Extracted data entries:
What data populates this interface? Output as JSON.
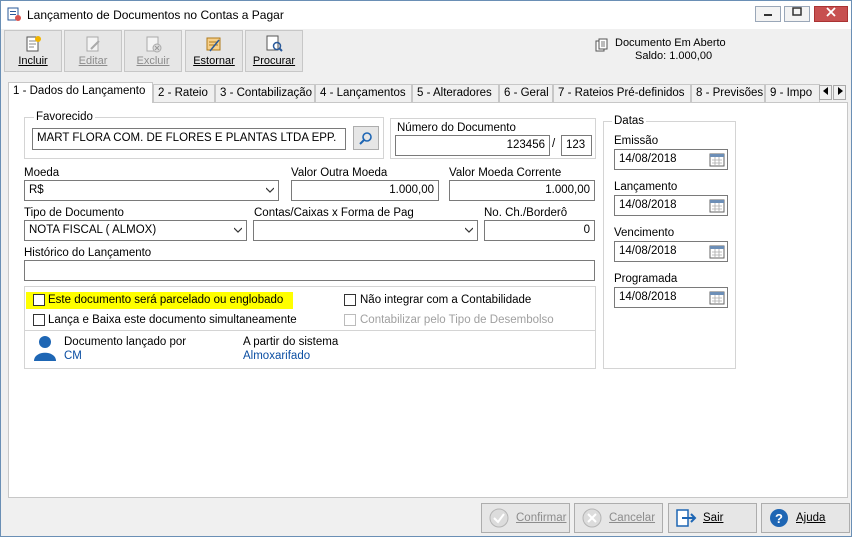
{
  "window": {
    "title": "Lançamento de Documentos no Contas a Pagar"
  },
  "toolbar": {
    "incluir": "Incluir",
    "editar": "Editar",
    "excluir": "Excluir",
    "estornar": "Estornar",
    "procurar": "Procurar"
  },
  "status": {
    "line1": "Documento Em Aberto",
    "line2": "Saldo: 1.000,00"
  },
  "tabs": [
    "1 - Dados do Lançamento",
    "2 - Rateio",
    "3 - Contabilização",
    "4 - Lançamentos",
    "5 - Alteradores",
    "6 - Geral",
    "7 - Rateios Pré-definidos",
    "8 - Previsões",
    "9 - Impo"
  ],
  "favorecido": {
    "label": "Favorecido",
    "value": "MART FLORA COM. DE FLORES E PLANTAS LTDA EPP."
  },
  "numero_documento": {
    "label": "Número do Documento",
    "numero": "123456",
    "separador": "/",
    "parcela": "123"
  },
  "moeda": {
    "label": "Moeda",
    "value": "R$"
  },
  "valor_outra_moeda": {
    "label": "Valor Outra Moeda",
    "value": "1.000,00"
  },
  "valor_moeda_corrente": {
    "label": "Valor Moeda Corrente",
    "value": "1.000,00"
  },
  "tipo_documento": {
    "label": "Tipo de Documento",
    "value": "NOTA FISCAL ( ALMOX)"
  },
  "contas_caixas": {
    "label": "Contas/Caixas x Forma de Pag",
    "value": ""
  },
  "no_bordero": {
    "label": "No. Ch./Borderô",
    "value": "0"
  },
  "historico": {
    "label": "Histórico do Lançamento",
    "value": ""
  },
  "options": {
    "parcelado": "Este documento será parcelado ou englobado",
    "lanca_baixa": "Lança e Baixa este documento simultaneamente",
    "nao_integrar": "Não integrar com a Contabilidade",
    "contabilizar_tipo": "Contabilizar pelo Tipo de Desembolso"
  },
  "lancado_por": {
    "label": "Documento lançado por",
    "value": "CM"
  },
  "sistema": {
    "label": "A partir do sistema",
    "value": "Almoxarifado"
  },
  "datas": {
    "title": "Datas",
    "emissao": {
      "label": "Emissão",
      "value": "14/08/2018"
    },
    "lancamento": {
      "label": "Lançamento",
      "value": "14/08/2018"
    },
    "vencimento": {
      "label": "Vencimento",
      "value": "14/08/2018"
    },
    "programada": {
      "label": "Programada",
      "value": "14/08/2018"
    }
  },
  "buttons": {
    "confirmar": "Confirmar",
    "cancelar": "Cancelar",
    "sair": "Sair",
    "ajuda": "Ajuda"
  },
  "colors": {
    "highlight": "#ffff00",
    "link_blue": "#0b4ea2",
    "accent_blue": "#1e66b4"
  }
}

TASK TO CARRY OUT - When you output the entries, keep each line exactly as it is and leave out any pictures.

WRITTEN RESPONSE -
What data populates this interface? Output as JSON.
{
  "window": {
    "title": "Lançamento de Documentos no Contas a Pagar"
  },
  "toolbar": {
    "incluir": "Incluir",
    "editar": "Editar",
    "excluir": "Excluir",
    "estornar": "Estornar",
    "procurar": "Procurar"
  },
  "status": {
    "line1": "Documento Em Aberto",
    "line2": "Saldo: 1.000,00"
  },
  "tabs": [
    "1 - Dados do Lançamento",
    "2 - Rateio",
    "3 - Contabilização",
    "4 - Lançamentos",
    "5 - Alteradores",
    "6 - Geral",
    "7 - Rateios Pré-definidos",
    "8 - Previsões",
    "9 - Impo"
  ],
  "favorecido": {
    "label": "Favorecido",
    "value": "MART FLORA COM. DE FLORES E PLANTAS LTDA EPP."
  },
  "numero_documento": {
    "label": "Número do Documento",
    "numero": "123456",
    "separador": "/",
    "parcela": "123"
  },
  "moeda": {
    "label": "Moeda",
    "value": "R$"
  },
  "valor_outra_moeda": {
    "label": "Valor Outra Moeda",
    "value": "1.000,00"
  },
  "valor_moeda_corrente": {
    "label": "Valor Moeda Corrente",
    "value": "1.000,00"
  },
  "tipo_documento": {
    "label": "Tipo de Documento",
    "value": "NOTA FISCAL ( ALMOX)"
  },
  "contas_caixas": {
    "label": "Contas/Caixas x Forma de Pag",
    "value": ""
  },
  "no_bordero": {
    "label": "No. Ch./Borderô",
    "value": "0"
  },
  "historico": {
    "label": "Histórico do Lançamento",
    "value": ""
  },
  "options": {
    "parcelado": "Este documento será parcelado ou englobado",
    "lanca_baixa": "Lança e Baixa este documento simultaneamente",
    "nao_integrar": "Não integrar com a Contabilidade",
    "contabilizar_tipo": "Contabilizar pelo Tipo de Desembolso"
  },
  "lancado_por": {
    "label": "Documento lançado por",
    "value": "CM"
  },
  "sistema": {
    "label": "A partir do sistema",
    "value": "Almoxarifado"
  },
  "datas": {
    "title": "Datas",
    "emissao": {
      "label": "Emissão",
      "value": "14/08/2018"
    },
    "lancamento": {
      "label": "Lançamento",
      "value": "14/08/2018"
    },
    "vencimento": {
      "label": "Vencimento",
      "value": "14/08/2018"
    },
    "programada": {
      "label": "Programada",
      "value": "14/08/2018"
    }
  },
  "buttons": {
    "confirmar": "Confirmar",
    "cancelar": "Cancelar",
    "sair": "Sair",
    "ajuda": "Ajuda"
  },
  "colors": {
    "highlight": "#ffff00",
    "link_blue": "#0b4ea2",
    "accent_blue": "#1e66b4"
  }
}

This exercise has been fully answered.